PROVIDENCE, R.I. [Brown University] Children were the victims in more than half of the emergency room visits for eye injuries related to aerosol cans between 1997 and 2009, according to a new study by researchers at Brown University. More could be done, they said, to prevent injury from the pressurized and often harsh chemical contents of the common products.
The youngest children, ages 0 to 4, were the most likely to be hurt with an estimated 2,830 emergency room visits during the study timeframe, according to the study published in advance online March 30 in the American Journal of Ophthalmology. In all, about 5,927 children 18 and younger came to hospitals with eye injuries from aerosol cans, according to the report's estimates, which put the total for all age groups at 10,765.
"Any kind of injury like this that is preventable, we'd love to know more about," said study co-author Paul Greenberg, a clinical associate professor of surgery at Brown based in the ophthalmology section at the Providence Veterans Affairs Medical Center. "Anytime you are talking about a pediatric eye injury, that's especially disconcerting."
Lead author Carly Seidman, a fourth-year student at the Warren Alpert Medical School of Brown, had been reviewing eye injury data when she noticed a number of aerosol-can related cases, especially in kids. She could not find studies estimating the national prevalence of the problem, however.
James Linakis at Hasbro Children's Hospital and Michael Mello at The Miriam Hospital, both associate professors of emergency medicine at Brown, also worked on the study.
The figures the team produced, which are estimates based on data from 100 hospital emergency departments in the National Electronic Injury Surveillance Survey, add to evidence that children remain susceptible to preventable injuries from consumer products, Seidman said.
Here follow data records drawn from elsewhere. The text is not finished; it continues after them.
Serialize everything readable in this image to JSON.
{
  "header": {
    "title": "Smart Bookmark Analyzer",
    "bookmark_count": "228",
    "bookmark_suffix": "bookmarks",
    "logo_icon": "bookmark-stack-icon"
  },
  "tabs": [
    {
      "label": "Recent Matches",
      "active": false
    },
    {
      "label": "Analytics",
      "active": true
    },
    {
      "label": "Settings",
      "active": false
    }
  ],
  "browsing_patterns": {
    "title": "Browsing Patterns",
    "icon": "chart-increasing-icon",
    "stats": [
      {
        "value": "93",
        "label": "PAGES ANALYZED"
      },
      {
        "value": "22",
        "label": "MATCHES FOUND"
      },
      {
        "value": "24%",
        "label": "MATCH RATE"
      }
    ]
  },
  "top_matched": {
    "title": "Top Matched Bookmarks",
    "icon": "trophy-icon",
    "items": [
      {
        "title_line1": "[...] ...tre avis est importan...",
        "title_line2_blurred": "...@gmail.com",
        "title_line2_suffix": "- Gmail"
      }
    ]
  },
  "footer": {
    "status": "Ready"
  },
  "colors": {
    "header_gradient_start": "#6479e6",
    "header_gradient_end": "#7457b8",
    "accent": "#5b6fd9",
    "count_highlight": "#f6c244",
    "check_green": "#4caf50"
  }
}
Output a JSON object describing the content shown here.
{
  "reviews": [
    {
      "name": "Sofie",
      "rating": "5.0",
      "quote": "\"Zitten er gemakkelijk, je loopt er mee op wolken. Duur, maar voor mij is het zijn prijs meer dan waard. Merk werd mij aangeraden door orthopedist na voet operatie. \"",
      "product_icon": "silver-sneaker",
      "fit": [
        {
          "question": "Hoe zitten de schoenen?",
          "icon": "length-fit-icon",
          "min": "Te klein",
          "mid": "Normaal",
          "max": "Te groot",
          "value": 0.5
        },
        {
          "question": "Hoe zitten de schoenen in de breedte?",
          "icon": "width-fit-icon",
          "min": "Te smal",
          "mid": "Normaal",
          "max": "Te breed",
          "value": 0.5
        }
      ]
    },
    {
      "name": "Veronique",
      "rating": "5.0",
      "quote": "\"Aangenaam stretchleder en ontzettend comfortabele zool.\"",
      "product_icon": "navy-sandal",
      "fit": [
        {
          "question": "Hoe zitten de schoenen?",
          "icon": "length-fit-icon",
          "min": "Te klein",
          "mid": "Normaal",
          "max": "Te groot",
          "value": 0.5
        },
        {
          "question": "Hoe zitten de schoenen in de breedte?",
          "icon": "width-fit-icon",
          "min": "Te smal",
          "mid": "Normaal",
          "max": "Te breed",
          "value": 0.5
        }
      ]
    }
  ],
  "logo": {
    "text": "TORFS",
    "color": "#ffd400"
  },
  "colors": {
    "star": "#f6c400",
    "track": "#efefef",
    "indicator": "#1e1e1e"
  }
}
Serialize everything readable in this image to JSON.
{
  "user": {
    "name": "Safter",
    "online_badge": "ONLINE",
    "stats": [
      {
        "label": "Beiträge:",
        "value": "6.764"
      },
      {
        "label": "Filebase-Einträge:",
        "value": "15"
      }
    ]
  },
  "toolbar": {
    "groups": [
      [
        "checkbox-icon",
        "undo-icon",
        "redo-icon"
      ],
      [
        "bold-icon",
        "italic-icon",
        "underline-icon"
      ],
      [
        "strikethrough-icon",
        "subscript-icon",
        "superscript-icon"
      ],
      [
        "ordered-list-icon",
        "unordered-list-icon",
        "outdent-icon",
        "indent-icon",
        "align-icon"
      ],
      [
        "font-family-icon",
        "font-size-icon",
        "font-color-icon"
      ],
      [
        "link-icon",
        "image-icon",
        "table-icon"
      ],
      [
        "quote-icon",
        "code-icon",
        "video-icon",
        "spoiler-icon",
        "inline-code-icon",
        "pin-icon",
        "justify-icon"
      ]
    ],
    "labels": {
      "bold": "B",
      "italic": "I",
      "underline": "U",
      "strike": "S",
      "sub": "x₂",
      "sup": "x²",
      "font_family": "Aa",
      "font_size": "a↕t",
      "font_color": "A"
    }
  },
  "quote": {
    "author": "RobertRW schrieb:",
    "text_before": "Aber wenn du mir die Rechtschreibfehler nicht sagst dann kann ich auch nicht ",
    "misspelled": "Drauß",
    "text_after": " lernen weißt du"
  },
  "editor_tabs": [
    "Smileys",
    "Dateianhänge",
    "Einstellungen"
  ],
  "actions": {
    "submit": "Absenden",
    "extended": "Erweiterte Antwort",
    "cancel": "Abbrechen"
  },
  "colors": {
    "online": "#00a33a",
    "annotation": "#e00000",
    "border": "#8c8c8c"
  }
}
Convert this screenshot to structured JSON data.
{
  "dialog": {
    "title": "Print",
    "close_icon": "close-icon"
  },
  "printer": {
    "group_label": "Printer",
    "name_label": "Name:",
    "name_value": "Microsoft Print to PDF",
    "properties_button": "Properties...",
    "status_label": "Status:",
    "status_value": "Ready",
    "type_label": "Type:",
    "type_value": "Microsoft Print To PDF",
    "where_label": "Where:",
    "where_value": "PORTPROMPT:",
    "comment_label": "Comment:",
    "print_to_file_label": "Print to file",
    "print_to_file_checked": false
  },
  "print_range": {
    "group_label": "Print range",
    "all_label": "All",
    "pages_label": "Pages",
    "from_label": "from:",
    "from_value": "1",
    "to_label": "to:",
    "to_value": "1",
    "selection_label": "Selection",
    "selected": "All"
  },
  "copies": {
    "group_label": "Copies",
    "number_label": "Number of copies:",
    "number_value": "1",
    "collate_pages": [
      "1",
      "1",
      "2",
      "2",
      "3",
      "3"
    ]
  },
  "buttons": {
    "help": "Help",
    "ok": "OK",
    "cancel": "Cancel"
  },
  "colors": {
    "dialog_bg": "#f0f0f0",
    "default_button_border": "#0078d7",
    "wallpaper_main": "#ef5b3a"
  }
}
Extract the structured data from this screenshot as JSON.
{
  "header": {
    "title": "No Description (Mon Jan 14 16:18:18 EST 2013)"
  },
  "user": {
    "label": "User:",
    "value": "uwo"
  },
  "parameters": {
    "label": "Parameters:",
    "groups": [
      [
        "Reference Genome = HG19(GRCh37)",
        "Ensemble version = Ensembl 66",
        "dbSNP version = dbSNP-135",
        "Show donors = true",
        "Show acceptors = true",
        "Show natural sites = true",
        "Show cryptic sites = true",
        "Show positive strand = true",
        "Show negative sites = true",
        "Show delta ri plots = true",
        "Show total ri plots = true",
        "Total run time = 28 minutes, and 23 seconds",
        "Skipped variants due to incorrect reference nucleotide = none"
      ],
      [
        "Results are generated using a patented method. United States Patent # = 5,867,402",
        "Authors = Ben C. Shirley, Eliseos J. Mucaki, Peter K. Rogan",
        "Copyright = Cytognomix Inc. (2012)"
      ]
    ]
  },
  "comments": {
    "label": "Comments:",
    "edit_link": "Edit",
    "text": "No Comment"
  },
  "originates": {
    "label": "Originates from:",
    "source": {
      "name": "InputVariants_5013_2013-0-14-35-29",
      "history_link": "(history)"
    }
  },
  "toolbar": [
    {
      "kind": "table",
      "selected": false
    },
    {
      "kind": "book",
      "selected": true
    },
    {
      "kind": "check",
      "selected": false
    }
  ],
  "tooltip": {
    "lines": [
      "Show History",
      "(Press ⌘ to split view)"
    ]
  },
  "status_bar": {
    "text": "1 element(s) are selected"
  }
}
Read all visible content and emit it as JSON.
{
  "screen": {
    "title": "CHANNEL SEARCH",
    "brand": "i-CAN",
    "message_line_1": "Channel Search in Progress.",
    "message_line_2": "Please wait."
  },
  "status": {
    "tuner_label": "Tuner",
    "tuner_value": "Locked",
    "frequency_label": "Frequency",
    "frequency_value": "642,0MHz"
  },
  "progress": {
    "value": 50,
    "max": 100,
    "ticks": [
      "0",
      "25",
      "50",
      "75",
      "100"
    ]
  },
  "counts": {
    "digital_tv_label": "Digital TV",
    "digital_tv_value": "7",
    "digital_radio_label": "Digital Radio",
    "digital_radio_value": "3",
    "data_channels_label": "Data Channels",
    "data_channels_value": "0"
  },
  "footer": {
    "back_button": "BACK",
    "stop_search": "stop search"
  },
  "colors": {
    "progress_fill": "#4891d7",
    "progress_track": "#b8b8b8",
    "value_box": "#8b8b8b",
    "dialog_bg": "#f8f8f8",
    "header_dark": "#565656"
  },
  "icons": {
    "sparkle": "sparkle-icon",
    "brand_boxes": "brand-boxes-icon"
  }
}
"This is part of a larger picture of household product injurie
|Contact: David Orenstein|